I keep peddling.

About a quarter mile before the Arch Angel road parking lot I catch him. He's out of the saddle climbing. I let him know I'm behind him and that I'm just going to wheel suck for a bit because I just know that if I pass him he will just have to pass me right back. And probably soon, too. I know that the climb before the Mile 16 parking area is even harder than the one to Arch Angel, after a brief flat to slight declamation.

So I hang on his wheel to the apex and then he gets back on the saddle and picks up some speed on the flat bit. As soon as the road starts to climb again, though, he is out of the saddle and slowing. I catch him less than a quarter mile into the climb. I'm on my seat and cranking. Not hard. I'm not pushing it. Which surprises me. I always find myself trying to run down riders in front of me - I think they call it Cat6ing. Today, though, I am just riding. I'm keeping my pace and I'm on his wheel and if I intend to stay on his wheel, I'm going to have to slow way down.

So I decide that I have to pass. It's a slow pass. Slow enough that we have time to share a few words. I quip that the ride would be so much nicer if they'd install a few more flats and remove some of the hills. He chuckles and then as I start moving ahead gives me a "way to go" or something to that affect.

I push on. I don't look back because I know, at this point, if he moves to pass me, I'll pick up the pace and likely ride myself right out of the ride.
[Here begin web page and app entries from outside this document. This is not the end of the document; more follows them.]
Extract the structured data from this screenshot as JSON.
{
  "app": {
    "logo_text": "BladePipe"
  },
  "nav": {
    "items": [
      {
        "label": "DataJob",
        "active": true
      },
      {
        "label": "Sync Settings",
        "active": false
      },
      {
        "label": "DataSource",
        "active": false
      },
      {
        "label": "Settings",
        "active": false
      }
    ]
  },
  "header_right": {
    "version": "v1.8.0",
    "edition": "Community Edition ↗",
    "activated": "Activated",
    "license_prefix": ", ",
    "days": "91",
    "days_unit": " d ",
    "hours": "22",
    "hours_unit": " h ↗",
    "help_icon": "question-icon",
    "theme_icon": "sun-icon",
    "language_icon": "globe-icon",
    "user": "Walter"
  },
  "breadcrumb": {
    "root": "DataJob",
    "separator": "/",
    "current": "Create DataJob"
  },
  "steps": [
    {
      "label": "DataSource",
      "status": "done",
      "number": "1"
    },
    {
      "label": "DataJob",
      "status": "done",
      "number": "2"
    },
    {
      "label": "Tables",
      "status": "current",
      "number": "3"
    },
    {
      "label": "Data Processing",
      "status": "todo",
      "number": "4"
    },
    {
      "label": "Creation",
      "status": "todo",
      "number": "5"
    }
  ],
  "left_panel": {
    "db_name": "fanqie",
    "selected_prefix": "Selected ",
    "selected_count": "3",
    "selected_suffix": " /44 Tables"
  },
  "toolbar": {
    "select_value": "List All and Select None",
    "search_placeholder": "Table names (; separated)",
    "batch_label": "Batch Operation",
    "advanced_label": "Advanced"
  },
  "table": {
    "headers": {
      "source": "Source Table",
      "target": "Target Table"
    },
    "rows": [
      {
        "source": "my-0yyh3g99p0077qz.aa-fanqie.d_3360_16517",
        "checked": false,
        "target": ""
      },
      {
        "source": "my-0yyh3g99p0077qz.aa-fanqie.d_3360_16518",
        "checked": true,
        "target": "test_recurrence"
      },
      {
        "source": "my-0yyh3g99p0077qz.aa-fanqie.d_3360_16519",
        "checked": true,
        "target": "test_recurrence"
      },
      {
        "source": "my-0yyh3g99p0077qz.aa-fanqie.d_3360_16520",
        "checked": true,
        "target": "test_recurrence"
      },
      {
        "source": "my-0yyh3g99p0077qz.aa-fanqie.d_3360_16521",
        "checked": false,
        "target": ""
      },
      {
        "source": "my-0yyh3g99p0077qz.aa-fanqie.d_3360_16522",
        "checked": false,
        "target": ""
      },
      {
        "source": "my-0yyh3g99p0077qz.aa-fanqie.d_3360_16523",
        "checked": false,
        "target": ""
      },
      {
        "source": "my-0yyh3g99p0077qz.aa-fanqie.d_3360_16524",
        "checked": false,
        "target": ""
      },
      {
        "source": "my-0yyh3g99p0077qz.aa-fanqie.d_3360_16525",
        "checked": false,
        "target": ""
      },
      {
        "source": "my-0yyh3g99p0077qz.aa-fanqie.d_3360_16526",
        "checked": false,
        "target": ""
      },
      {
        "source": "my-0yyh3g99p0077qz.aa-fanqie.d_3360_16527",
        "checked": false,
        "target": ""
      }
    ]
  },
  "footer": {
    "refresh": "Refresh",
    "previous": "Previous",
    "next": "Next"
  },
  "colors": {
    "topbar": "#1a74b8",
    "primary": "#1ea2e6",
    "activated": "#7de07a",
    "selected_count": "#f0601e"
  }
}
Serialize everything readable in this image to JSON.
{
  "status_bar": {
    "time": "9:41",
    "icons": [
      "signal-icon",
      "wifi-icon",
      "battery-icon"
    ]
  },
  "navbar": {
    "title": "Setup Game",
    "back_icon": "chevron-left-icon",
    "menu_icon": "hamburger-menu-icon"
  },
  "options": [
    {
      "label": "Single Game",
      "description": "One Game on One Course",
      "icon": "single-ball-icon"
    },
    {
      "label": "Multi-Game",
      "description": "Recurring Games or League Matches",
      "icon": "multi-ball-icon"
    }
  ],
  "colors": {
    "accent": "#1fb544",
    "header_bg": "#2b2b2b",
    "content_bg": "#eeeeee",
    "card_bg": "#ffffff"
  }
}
I do look back when I get to the Fishhook parking area. Not so much to see where he's at, because it seems weird to me that he hasn't passed me back yet, but rather to see how many cars I have coming up behind me. Three. But no cyclist. What?

So I keep my pace and make it to the mine. I call the wife and arrange to meet her at Turner's Corner thinking that ice cream was in order, eat a snack, stretch a bit, and have a drink before hopping back on the bike to head down. And who do I see coming up to the mine? Road bike dude.

I realize that he was probably riding a training ride with a specific pace and specific goals and that he probably pulled off at the 16 Mile parking area so that we wouldn't get into that awkward situation where our paces caused us to continue leap frogging each other, which is what I should have done earlier, but… well it is what it is.

The story I like to tell myself, though, is that he pulled off because he was embarrassed about getting passed in the middle of a climb by a fat guy on a fat bike.

Maybe my wife hired him to be out there for my birthday. A way to make me feel a little bit more potent? Maybe.

Though I still like to think it's just that I'm a freakin' beast.

Not a bad way to spend the morning. Not a bad morning at all.